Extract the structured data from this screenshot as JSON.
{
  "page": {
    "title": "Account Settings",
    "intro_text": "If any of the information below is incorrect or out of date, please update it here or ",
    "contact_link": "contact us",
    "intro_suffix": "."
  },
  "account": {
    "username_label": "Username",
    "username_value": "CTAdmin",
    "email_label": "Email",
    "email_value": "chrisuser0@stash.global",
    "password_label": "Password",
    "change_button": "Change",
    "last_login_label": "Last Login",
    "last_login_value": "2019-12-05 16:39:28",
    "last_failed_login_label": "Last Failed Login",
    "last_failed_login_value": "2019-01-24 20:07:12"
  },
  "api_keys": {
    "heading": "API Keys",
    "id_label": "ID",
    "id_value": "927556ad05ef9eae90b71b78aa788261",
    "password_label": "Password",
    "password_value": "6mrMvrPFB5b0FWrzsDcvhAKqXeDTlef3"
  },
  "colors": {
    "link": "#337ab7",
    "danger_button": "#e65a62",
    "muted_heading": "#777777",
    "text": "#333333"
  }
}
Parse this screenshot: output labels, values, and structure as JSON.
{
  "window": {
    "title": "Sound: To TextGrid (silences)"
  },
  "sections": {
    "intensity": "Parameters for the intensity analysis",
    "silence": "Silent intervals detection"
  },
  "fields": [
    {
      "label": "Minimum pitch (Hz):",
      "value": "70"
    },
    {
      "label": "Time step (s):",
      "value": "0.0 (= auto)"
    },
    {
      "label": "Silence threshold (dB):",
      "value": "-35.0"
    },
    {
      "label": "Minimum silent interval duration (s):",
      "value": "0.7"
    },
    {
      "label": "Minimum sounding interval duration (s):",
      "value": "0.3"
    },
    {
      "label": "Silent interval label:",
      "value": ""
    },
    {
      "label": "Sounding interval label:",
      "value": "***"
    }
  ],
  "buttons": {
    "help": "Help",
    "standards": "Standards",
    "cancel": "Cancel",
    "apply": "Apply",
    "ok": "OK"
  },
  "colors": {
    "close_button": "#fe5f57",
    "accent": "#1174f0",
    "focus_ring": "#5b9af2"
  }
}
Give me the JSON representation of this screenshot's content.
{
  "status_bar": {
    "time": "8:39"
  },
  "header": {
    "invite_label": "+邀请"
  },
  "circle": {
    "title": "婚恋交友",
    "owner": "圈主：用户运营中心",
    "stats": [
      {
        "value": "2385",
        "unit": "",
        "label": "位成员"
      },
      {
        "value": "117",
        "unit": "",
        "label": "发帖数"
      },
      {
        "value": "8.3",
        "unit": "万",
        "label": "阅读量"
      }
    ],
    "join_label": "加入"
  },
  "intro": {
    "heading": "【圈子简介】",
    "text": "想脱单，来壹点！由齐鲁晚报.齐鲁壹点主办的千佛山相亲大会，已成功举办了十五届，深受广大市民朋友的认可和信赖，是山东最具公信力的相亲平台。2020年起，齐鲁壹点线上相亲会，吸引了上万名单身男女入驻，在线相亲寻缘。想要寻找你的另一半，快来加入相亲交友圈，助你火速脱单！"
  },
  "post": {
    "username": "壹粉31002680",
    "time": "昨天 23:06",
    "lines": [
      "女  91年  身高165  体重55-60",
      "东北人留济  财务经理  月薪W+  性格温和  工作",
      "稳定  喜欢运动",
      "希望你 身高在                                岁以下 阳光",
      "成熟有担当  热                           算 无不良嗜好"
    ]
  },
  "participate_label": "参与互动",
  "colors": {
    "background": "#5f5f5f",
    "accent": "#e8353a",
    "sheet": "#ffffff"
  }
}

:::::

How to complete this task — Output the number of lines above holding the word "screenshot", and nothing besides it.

Response below — 3